  • Internet of the Things: 2.5%
  • Naval: 2%
  • Manufacturing: 1.2%
  • Robotics: 1.2%
  • Research and Development: 1.2%

As you may see C++ is locally used in many different sectors.

Our talks in 2017

Here is summary of the talks we had this year. Although all talks were given in Spanish several presenters provided slides in English. Even a couple of them came for the event from other countries were they currently work.

If your interested in the videos (in Spanish) you may access all of them here.

  • Opening: We had a short opening where a key point was the general congratulation to Bjarne Stroustrup for getting the Faraday Medal. We even showed a short video that was filmed by the IET about Bjarne’s work.
  • An Intro to Boost.PolyCollection: Joaquín M. López (independent developer and a contributor to several Boost libraries) presented his latest development: a polymorphic container.
  • Why you must NOT use conan: Diego R. Losada (co-author fo the Conan package manager) gave a short presentation trying to convince us not to use its own product. Or was it the other way round? In fact, he gave a good response to every complain about Conan as a C++ package manager.
  • Look that sequence… Is it a vector? Is it a list? No! It’s a super-tree!: Marin Knoblauch (Indizen Technologies) gave a talk about trade-offs between linked lists and vectors and approaches using some kinds of trees.
  • Introducing Qt Programming: Jesús Fernández (Qt Company) travelling from Finland where he lives and works, introduced Qt for C++ programmers highlighting its current state.
  • C++17 Vocabulary Types: Again Joaquin M. López, gave a short talk about main vocabulary types in C++17 and why we should be using them.
  • CppCoreGuidelines part 1: Introduction and Philosophy: Juanmi Huertas (HP) came from Barcelona to convince people why they should be following advices from CppCoreGuidelines. He focused on some general principles and gave hints.
  • The Hourglass Pattern: David Rodríguez-Ibeas (Blommberg) came from London to presente the Hourglass pattern. If you have to handle with dynamic libraries in C++ this is the pattern you want to apply.
  • GrPPI: Simplifying parallel design patterns: J. Daniel Garcia (ARCOSLab, University Carlos III) presented GrPPI (Generic Reusable Parallel Patterns Interface) an effort to provide a set of common patters trying to simplify parallel programming while making use of multiple back-ends.
  • Name Lookup, simple: David Rodríguez-Ibeas (Bloomberg) gave a short talk trying to explain and clarify name lookup rules in C++.
  • IncludeOS: Experimenting with an unikernel in C++: Jesús Martínez (University of Malaga) presented his experience using includeOS in practice.
  • Coroutines: Past, present and future: Manu Sáncez (ByTech) gave a good overview about coroutines and its usefulness for real applications.
  • Using use cases for application design in C++: Victor Merino (TOOL) explained his approach for designing applications in C++ that need to be maintained in the long run with use cases and DCI.
  • How to save the world while programming? 7 tips on sparing CPU cycles: Juanmi Huertas (HP) came back on stage to give practical tips on how we can get better performance in our applications, or how to avoid spoiling them.

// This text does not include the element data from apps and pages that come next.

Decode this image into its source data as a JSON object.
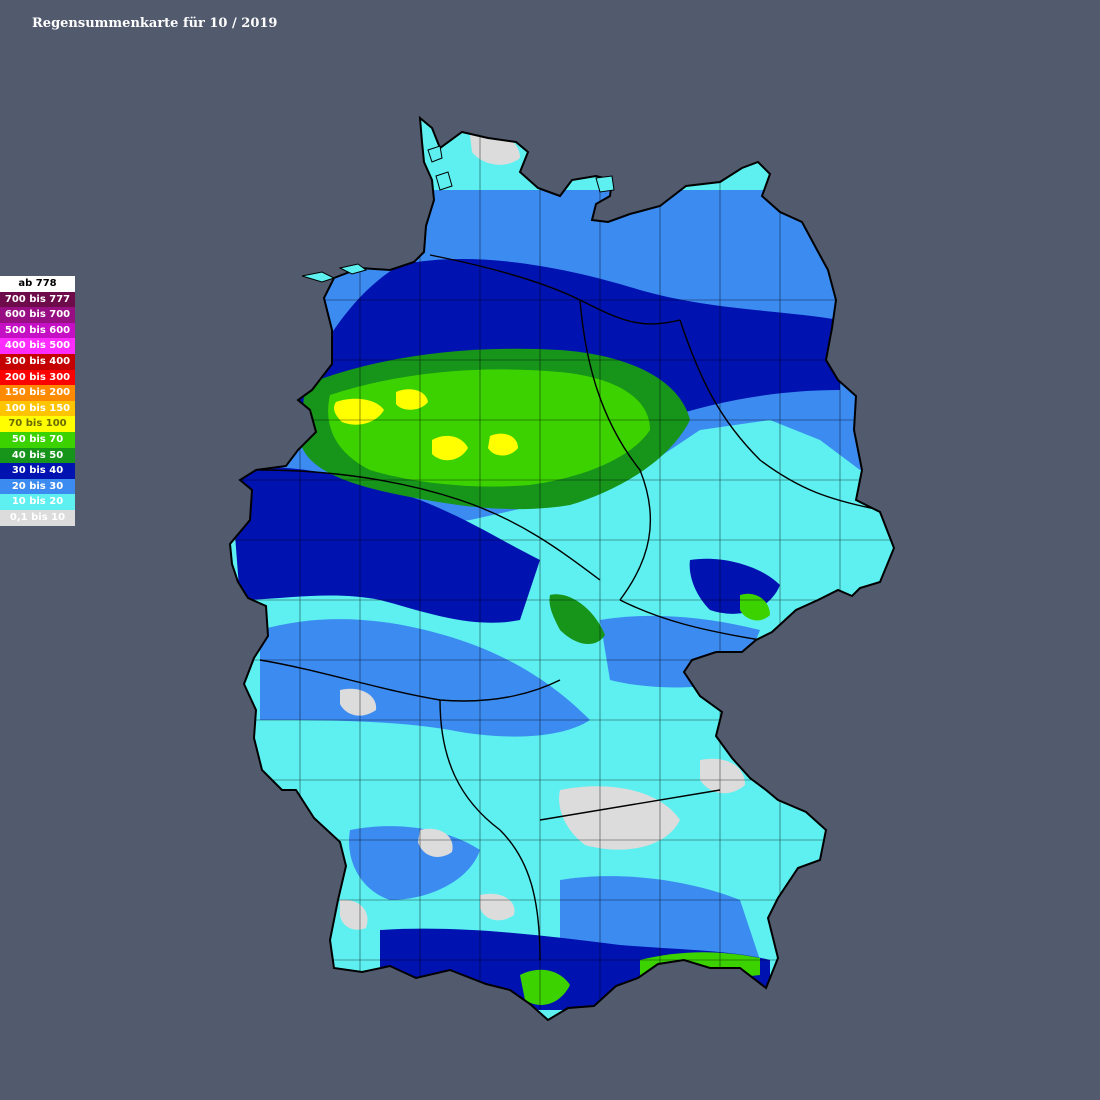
{
  "title": "Regensummenkarte für 10 / 2019",
  "legend": {
    "items": [
      {
        "label": "ab 778",
        "color": "#ffffff",
        "text_color": "#000000"
      },
      {
        "label": "700 bis 777",
        "color": "#6e0b4a",
        "text_color": "#ffffff"
      },
      {
        "label": "600 bis 700",
        "color": "#970f82",
        "text_color": "#ffffff"
      },
      {
        "label": "500 bis 600",
        "color": "#c40fc4",
        "text_color": "#ffffff"
      },
      {
        "label": "400 bis 500",
        "color": "#ff2cff",
        "text_color": "#ffffff"
      },
      {
        "label": "300 bis 400",
        "color": "#c40000",
        "text_color": "#ffffff"
      },
      {
        "label": "200 bis 300",
        "color": "#ff0000",
        "text_color": "#ffffff"
      },
      {
        "label": "150 bis 200",
        "color": "#ff8a00",
        "text_color": "#ffffff"
      },
      {
        "label": "100 bis 150",
        "color": "#ffc400",
        "text_color": "#ffffff"
      },
      {
        "label": "70 bis 100",
        "color": "#ffff00",
        "text_color": "#6a6a00"
      },
      {
        "label": "50 bis 70",
        "color": "#3cd200",
        "text_color": "#ffffff"
      },
      {
        "label": "40 bis 50",
        "color": "#17941a",
        "text_color": "#ffffff"
      },
      {
        "label": "30 bis 40",
        "color": "#0012b0",
        "text_color": "#ffffff"
      },
      {
        "label": "20 bis 30",
        "color": "#3c8bf0",
        "text_color": "#ffffff"
      },
      {
        "label": "10 bis 20",
        "color": "#5ef0f0",
        "text_color": "#ffffff"
      },
      {
        "label": "0,1 bis 10",
        "color": "#dcdcdc",
        "text_color": "#ffffff"
      }
    ]
  }
}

After going through the evaluation forms the best presentation award goes (again) to Joaquin M. López for his talk An Intro to Boost.PolyCollection. Congratulations, Joaquin!

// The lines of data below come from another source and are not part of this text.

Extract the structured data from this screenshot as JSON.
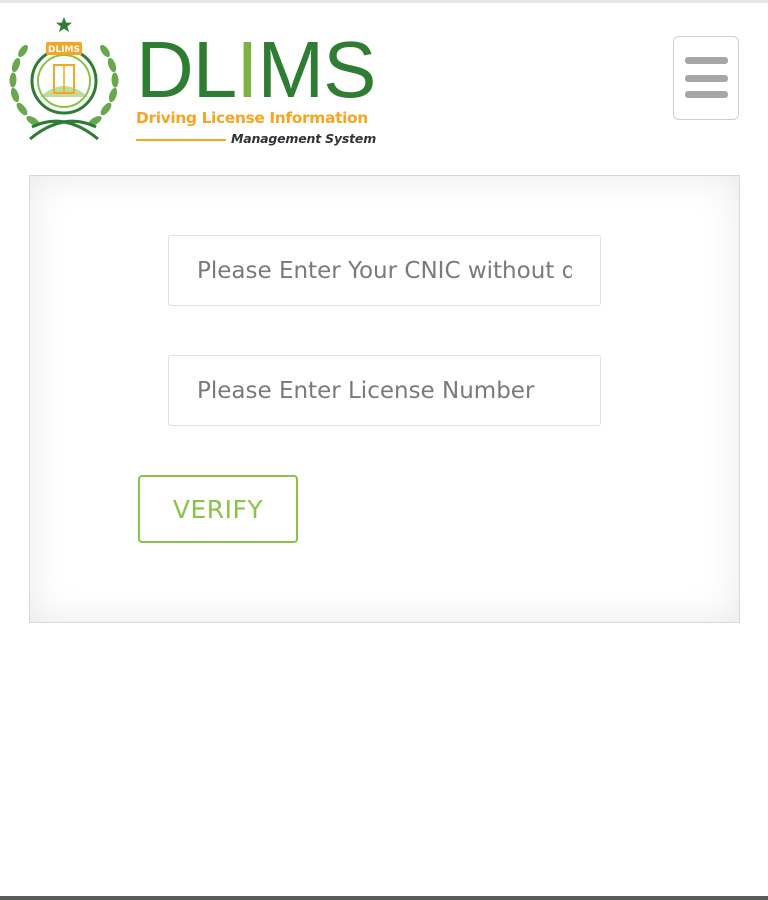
{
  "header": {
    "logo": {
      "emblem_text": "DLIMS",
      "wordmark_prefix": "DL",
      "wordmark_accent": "I",
      "wordmark_suffix": "MS",
      "tagline_line1": "Driving License Information",
      "tagline_line2": "Management System"
    },
    "menu_toggle_icon": "hamburger-icon"
  },
  "form": {
    "cnic": {
      "placeholder": "Please Enter Your CNIC without dashes",
      "value": ""
    },
    "license": {
      "placeholder": "Please Enter License Number",
      "value": ""
    },
    "verify_label": "VERIFY"
  },
  "colors": {
    "brand_dark_green": "#2e7d32",
    "brand_light_green": "#7cb342",
    "brand_orange": "#f5a623",
    "button_green": "#8bc34a",
    "menu_icon_gray": "#a6a6a6"
  }
}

Acknowledgements

We want to thank many people who helped to make using std::cpp again a reality. First of all, we want to thank to every attendee that came to visit us for a full day around C++. We hope they got what they expected.

Our thanks go to Indizen and JFrog Conan for helping us with the organization of the event and taking care of coffe-breaks.

We also want to express our gratitude to JetBrains. Again this year they have contributed by giving a number of licenses of CLion that we have given out in a draw.

Of course, we also want to express our thanks to all the speakers in this year’s edition. They were crucial in attracting the audience and all the talks were highly evaluated by attendees.  Additional thanks to those speakers that had to travel to give the talks. We hope that the effort all of them put in preparing their talks was worth.

Finally, we want to thank to the volunteers who helped in the organization.

Publicado en eventos, Lenguaje C++, misc, Trip Reports